Cons:

 

They are not a pet you can handle on a daily basis

Tarantulas are wild animals, not domesticated pets. This means they can act unpredictably and should not be handled often. New World tarantulas have mild venom and can be handled but do so at your own risk. Handling your tarantula puts it at risk of falling and rupturing its abdomen. They are heavy, soft-bodied animals that can be killed if handled carelessly. Think of them like a fish: a pet you observe instead of interact with. If you do decide to handle, make sure to only do so close to the ground.

 

Severe reactions to tarantula venom are possible

While rare, people can have severe allergies to tarantula venom that may put you in the hospital.

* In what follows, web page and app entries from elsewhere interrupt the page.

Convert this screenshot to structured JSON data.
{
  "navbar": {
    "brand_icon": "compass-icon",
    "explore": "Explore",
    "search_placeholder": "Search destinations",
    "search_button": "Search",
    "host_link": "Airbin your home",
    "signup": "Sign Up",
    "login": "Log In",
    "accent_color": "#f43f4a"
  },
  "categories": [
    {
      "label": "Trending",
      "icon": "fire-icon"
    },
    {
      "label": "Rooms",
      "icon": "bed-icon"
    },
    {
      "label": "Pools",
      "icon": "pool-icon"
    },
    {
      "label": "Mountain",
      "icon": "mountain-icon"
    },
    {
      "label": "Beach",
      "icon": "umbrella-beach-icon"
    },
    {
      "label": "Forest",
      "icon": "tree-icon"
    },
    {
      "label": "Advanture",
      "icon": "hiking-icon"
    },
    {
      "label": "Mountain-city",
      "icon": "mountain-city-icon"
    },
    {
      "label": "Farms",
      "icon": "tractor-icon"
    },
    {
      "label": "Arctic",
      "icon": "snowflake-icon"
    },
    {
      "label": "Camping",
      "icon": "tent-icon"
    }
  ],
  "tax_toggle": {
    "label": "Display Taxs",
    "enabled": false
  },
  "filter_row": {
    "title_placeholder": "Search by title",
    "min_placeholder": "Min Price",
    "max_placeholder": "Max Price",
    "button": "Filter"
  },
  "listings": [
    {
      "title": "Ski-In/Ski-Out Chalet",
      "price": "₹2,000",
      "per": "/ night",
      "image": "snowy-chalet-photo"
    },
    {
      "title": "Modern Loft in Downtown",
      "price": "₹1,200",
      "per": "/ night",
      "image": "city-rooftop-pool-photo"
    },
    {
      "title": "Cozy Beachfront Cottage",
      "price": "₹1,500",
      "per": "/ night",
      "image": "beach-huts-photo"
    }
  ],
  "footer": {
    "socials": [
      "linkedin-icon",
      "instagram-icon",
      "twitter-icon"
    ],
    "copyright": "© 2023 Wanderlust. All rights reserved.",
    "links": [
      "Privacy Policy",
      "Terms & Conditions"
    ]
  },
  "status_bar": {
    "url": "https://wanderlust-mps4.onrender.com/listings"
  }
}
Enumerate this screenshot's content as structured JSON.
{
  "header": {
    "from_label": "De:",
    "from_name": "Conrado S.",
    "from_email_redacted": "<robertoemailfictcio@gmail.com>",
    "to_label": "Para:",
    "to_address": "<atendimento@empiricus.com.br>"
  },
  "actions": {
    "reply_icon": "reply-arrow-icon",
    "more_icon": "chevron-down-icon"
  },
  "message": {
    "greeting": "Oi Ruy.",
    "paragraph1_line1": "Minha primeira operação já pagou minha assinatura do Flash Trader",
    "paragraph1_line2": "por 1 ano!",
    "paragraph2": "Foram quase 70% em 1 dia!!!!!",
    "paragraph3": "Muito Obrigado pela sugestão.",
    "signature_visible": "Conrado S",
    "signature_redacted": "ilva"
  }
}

You may not know until you are bitten. While bites are unlikely if proper care is taken, it is still a possibility to be aware of. Several Old World tarantulas also have medically-significant venom like the tarantulas belonging to the Poecitheria genus. Beginner keepers should start with a New World tarantula, which only has venom as serious as a wasp or bee sting.

 

They will never build a bond with their owners as other animals may

Tarantulas are arachnids and have very simple brains. They only know how to eat and to reproduce. As such, they will never “love” you as a pet dog may. If you’re looking for a pet that will recognize you and build a bond with you, a tarantula is not for you.

 

Despite these cons, a tarantula can make a fascinating and great pet for the right person.

But even with all these great reasons to get a tarantula as a pet, do so as you would any other pet and do proper research before buying one. I’ve heard too many stories of people buying a tarantula just because it is cool and having it end up neglected or dead. If your reason for getting a tarantula is so you can be “cool” among your friends, then do not buy a tarantula. Remember that they are still animals, not toys. 

 

If you do decide that a tarantula is for you, look for reputable sellers that have captive-bred animals. Many tarantula species, such as the Poeciltheria genus, are endangered in the wild and it is up to you to not buy wild-caught specimens. Tarantulas are easy to care for and take little space, so keeping tarantulas can make a fascinating and rewarding hobby.